The lone voice of horticultural reason
Between writing about my mid-spring travels and addressing gardener’s concerns following the recent patch of storms, I haven’t spent adequate time relating some of the more pressing, though sometimes mundane, gardening duties we should tend to around the start of June. This time of year there’s always plenty to keep the gardener occupied; even on those busy days when I spend no more than 15 minutes puttering about the yard, prudent use of time and knowing which are the essential tasks keep me from feeling wholly overwhelmed by what is purported to be a relaxing hobby.
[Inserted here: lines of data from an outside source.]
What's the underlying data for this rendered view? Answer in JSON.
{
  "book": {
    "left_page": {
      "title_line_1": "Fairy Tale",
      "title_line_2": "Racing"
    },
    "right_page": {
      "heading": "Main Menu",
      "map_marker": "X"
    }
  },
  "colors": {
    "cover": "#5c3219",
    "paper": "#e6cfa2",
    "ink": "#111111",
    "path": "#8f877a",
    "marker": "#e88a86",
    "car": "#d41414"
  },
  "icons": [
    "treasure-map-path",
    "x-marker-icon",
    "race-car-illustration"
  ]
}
We have had one heck of a spring for planting annuals; the last frost in my yard occurred April 12, a full month before the final possible frost date. Now that my flowering bulbs have quit their show and numerous perennials, such as campanula, ranunculus and lysimachia are hitting bloom, my mixed beds are telling me where more annuals can be plugged in. Let’s all plant more of them this week (I’ve become a real sucker for annual salvia and, this is difficult to admit, zinnias) to provide those colorful foundations of constant bloom.
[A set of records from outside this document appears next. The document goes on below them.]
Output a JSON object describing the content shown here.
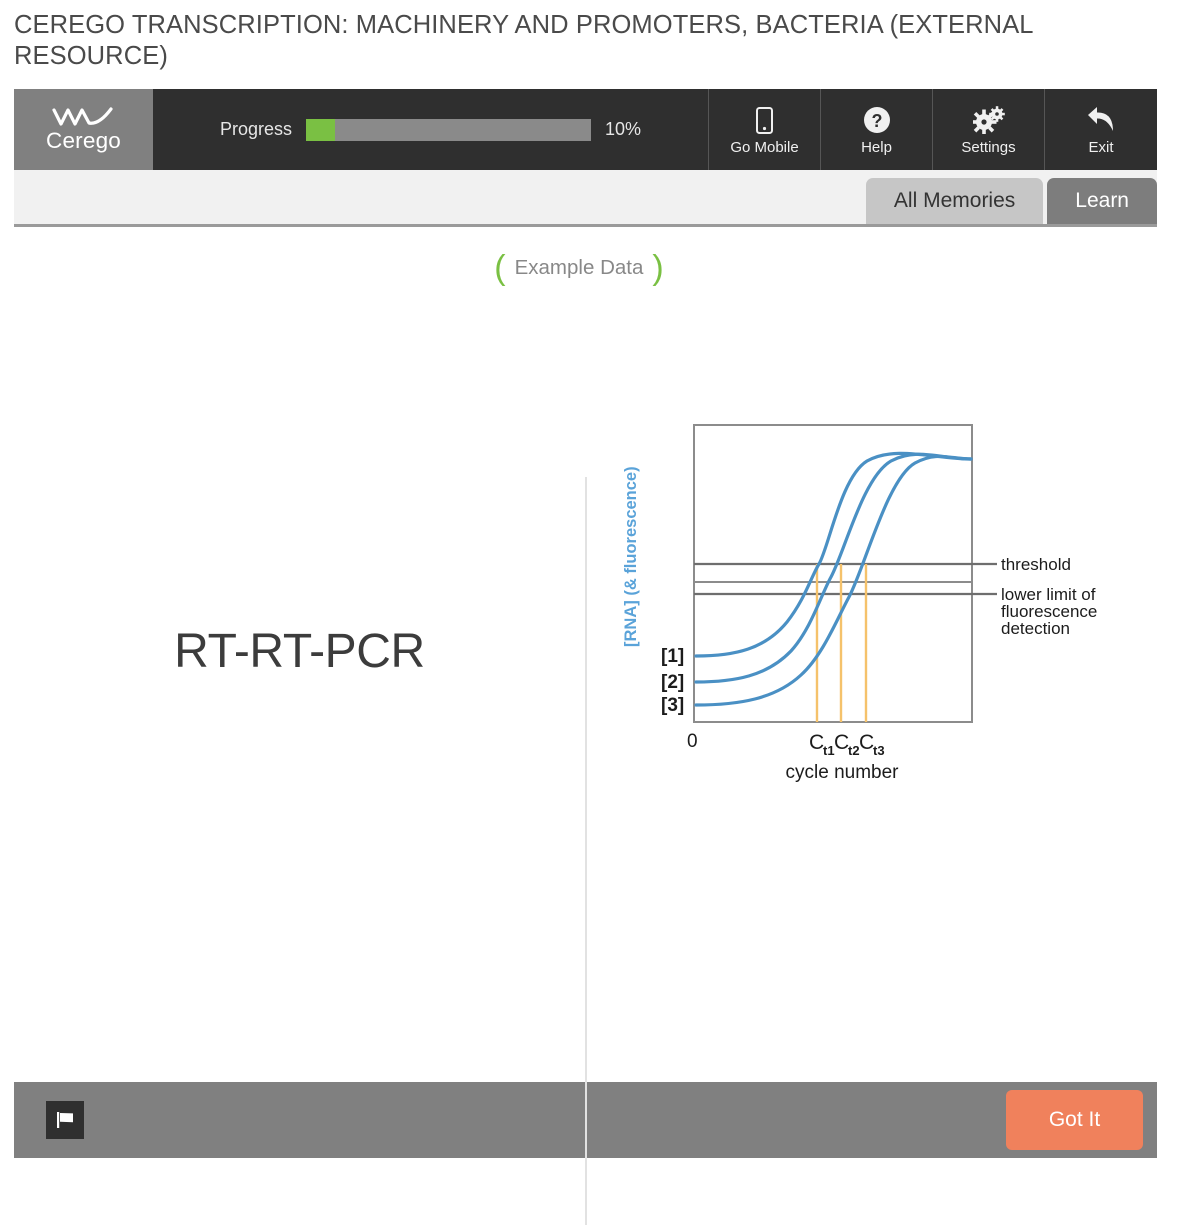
{
  "page": {
    "title": "CEREGO TRANSCRIPTION: MACHINERY AND PROMOTERS, BACTERIA (EXTERNAL RESOURCE)"
  },
  "toolbar": {
    "brand": "Cerego",
    "brand_logo_icon": "wave-squiggle-icon",
    "progress_label": "Progress",
    "progress_percent_text": "10%",
    "progress_percent": 10,
    "buttons": [
      {
        "label": "Go Mobile",
        "icon": "mobile-phone-icon"
      },
      {
        "label": "Help",
        "icon": "question-circle-icon"
      },
      {
        "label": "Settings",
        "icon": "gears-icon"
      },
      {
        "label": "Exit",
        "icon": "arrow-back-icon"
      }
    ]
  },
  "tabs": [
    {
      "label": "All Memories",
      "active": false
    },
    {
      "label": "Learn",
      "active": true
    }
  ],
  "content": {
    "badge_text": "Example Data",
    "badge_bracket_left": "(",
    "badge_bracket_right": ")",
    "prompt": "RT-RT-PCR"
  },
  "bottombar": {
    "flag_icon": "flag-icon",
    "primary_button": "Got It"
  },
  "colors": {
    "accent_green": "#7ac043",
    "toolbar_dark": "#2f2f2f",
    "logo_gray": "#808080",
    "active_tab": "#7d7d7d",
    "inactive_tab": "#c6c6c6",
    "got_it_orange": "#f0815c",
    "curve_blue": "#4a90c4",
    "axis_label_blue": "#5aa3d9",
    "ct_line_orange": "#f5c26b",
    "gridline_gray": "#8c8c8c"
  },
  "chart_data": {
    "type": "line",
    "title": "",
    "xlabel": "cycle number",
    "ylabel": "[RNA] (& fluorescence)",
    "xlim": [
      0,
      40
    ],
    "ylim": [
      0,
      1
    ],
    "grid": false,
    "legend": "inline-left-labels",
    "x_tick_labels": [
      "0"
    ],
    "series": [
      {
        "name": "[1]",
        "baseline": 0.26,
        "plateau": 0.915,
        "midpoint_cycle": 19.0,
        "ct_cycle": 17.4,
        "ct_label": "Ct1"
      },
      {
        "name": "[2]",
        "baseline": 0.17,
        "plateau": 0.915,
        "midpoint_cycle": 21.2,
        "ct_cycle": 19.6,
        "ct_label": "Ct2"
      },
      {
        "name": "[3]",
        "baseline": 0.09,
        "plateau": 0.915,
        "midpoint_cycle": 23.4,
        "ct_cycle": 21.9,
        "ct_label": "Ct3"
      }
    ],
    "series_labels": [
      "[1]",
      "[2]",
      "[3]"
    ],
    "ct_labels": [
      {
        "base": "C",
        "sub": "t1"
      },
      {
        "base": "C",
        "sub": "t2"
      },
      {
        "base": "C",
        "sub": "t3"
      }
    ],
    "hlines": [
      {
        "label": "threshold",
        "value": 0.6
      },
      {
        "label": "lower limit of fluorescence detection",
        "value": 0.51
      }
    ],
    "annotations": [
      {
        "text": "threshold",
        "lines": [
          "threshold"
        ]
      },
      {
        "text": "lower limit of fluorescence detection",
        "lines": [
          "lower limit of",
          "fluorescence",
          "detection"
        ]
      }
    ]
  }
}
There is one gardening chore I dread but it is vital, and that is the spring cleaning and shaking out of our evergreen shrubs. Arborvitae, yews and junipers are the most common coniferal shrubs in the western suburbs, and none want to go too much longer with their inner branches and trunks suffocating from the great layers of their own dead leaves, needles, and last year’s oak and maple leaves. All plants need good air circulation to stay healthy-it’s one of the overlooked reasons why trees benefit from trimming-and it’s perhaps most true of these three varieties of shrubs.
Clean out the area underneath your conifers, particularly ground-hugging junipers. Picking up the bottom branches and swiping the ground with a gloved hand will remove surprising amounts of dead leaves, brown needles and branches, plus a dog’s lost tennis ball or two. Prune out dead branches at this time, while you pull and shake away all the rotting organic matter building up in the crotches of the multiple trunks. Blasting the inner branches and trunks with a sharp stream of water from the hose is a time-saver, but clearing out most of the junk by hand is the only way you’ll get all of it. I have a stand of 12, six-foot arborvitae and each one takes a good half-hour to clear of its own dead leaves (yes, arbs have leaves, not needles). Utter drudgery, but extremely good for the plant.
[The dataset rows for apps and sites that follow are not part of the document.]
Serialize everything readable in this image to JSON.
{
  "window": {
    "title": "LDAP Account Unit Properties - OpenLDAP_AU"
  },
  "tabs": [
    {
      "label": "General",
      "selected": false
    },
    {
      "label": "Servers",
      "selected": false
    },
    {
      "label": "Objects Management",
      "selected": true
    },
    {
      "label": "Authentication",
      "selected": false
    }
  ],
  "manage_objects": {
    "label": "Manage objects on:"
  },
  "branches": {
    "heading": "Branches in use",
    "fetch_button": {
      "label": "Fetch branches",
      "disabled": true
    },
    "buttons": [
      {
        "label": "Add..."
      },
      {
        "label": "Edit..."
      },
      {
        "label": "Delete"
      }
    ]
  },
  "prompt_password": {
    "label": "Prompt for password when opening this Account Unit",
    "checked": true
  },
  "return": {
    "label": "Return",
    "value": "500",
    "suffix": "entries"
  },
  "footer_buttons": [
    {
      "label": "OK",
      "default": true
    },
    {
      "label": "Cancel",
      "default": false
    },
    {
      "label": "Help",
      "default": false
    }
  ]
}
Be on the alert for funguses and the onslaught of garden pests, particularly aphids. One sure way to know you have aphids is if you have ants. Ants are on your peonies and Boston ivy and rhubarb and roses because they are eating tiny white aphid eggs, which you will note upon closer inspection. Blasting any infested plants with water from the hose several days in a row is all I’ve ever had to do to wipe out aphids, but then I watch my plants closely and catch pests early.
I was on vacation around the time I would have first sprayed my tall phlox with a fungicide containing daconil, to control powdery mildew, and sure enough upon arrival home I noted some whitening, then browning, of leaves. Even if you spray after the fact there is benefit, in that daconil will stop the fungus dead in its tracks, and allow the new leaves and top of the plant to stay healthy up through bloom time. Light, proper use of fungicides in the garden poses no environmental threat; still, if you’ve decided to keep your garden entirely chemical-free, more power to you, just don’t dream of growing phlox.
The Renegade Gardener